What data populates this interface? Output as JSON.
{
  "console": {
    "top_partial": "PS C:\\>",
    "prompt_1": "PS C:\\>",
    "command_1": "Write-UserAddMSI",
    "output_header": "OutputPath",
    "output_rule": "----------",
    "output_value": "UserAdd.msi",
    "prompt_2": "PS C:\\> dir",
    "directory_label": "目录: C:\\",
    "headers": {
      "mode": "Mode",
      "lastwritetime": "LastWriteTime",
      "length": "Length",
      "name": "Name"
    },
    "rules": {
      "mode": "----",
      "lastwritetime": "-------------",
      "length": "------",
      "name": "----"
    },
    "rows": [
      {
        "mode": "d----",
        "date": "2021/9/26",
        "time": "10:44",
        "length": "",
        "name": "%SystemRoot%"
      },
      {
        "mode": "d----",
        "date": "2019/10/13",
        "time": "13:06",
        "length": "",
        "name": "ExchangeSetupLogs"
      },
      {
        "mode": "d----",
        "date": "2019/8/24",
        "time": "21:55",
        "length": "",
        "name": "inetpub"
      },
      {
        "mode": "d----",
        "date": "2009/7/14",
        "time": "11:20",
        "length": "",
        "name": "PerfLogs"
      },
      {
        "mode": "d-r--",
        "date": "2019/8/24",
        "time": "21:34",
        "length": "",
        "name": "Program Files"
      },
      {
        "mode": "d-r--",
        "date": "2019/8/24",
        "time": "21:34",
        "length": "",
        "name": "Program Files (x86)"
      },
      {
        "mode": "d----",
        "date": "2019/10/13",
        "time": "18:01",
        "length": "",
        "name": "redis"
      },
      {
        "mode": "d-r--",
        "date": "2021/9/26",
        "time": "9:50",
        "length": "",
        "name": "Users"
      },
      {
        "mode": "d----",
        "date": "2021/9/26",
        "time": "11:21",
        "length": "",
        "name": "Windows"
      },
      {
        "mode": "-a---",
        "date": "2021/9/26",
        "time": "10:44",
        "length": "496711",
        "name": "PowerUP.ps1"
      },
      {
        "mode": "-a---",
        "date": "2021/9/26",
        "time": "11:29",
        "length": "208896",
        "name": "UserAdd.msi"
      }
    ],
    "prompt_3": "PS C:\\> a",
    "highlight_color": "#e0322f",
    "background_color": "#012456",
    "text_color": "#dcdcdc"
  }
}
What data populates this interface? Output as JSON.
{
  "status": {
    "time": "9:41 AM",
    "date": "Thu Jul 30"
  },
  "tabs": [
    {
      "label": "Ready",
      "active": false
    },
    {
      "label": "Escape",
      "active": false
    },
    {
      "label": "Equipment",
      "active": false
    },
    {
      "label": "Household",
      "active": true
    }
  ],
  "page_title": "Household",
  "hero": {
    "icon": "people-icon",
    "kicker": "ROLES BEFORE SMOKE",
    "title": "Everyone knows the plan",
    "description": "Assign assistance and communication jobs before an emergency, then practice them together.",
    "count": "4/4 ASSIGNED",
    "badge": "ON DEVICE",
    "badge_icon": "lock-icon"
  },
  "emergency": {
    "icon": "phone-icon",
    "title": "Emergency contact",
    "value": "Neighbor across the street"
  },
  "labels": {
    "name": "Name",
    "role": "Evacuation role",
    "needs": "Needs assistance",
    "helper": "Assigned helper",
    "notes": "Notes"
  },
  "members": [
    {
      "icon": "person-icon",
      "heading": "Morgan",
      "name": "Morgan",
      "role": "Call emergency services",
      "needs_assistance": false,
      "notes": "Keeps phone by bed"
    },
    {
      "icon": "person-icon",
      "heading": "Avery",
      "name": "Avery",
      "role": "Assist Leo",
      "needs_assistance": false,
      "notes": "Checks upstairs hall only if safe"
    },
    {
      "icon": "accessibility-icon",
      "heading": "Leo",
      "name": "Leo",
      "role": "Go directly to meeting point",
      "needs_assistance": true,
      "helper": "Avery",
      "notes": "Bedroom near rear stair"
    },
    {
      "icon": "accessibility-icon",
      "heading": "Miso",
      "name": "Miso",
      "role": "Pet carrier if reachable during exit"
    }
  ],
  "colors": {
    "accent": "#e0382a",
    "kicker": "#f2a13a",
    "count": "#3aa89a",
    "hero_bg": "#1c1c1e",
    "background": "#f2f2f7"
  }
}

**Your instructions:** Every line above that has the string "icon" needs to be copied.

**Exercise output:**
    "icon": "people-icon",
    "badge_icon": "lock-icon"
    "icon": "phone-icon",
      "icon": "person-icon",
      "icon": "person-icon",
      "icon": "accessibility-icon",
      "icon": "accessibility-icon",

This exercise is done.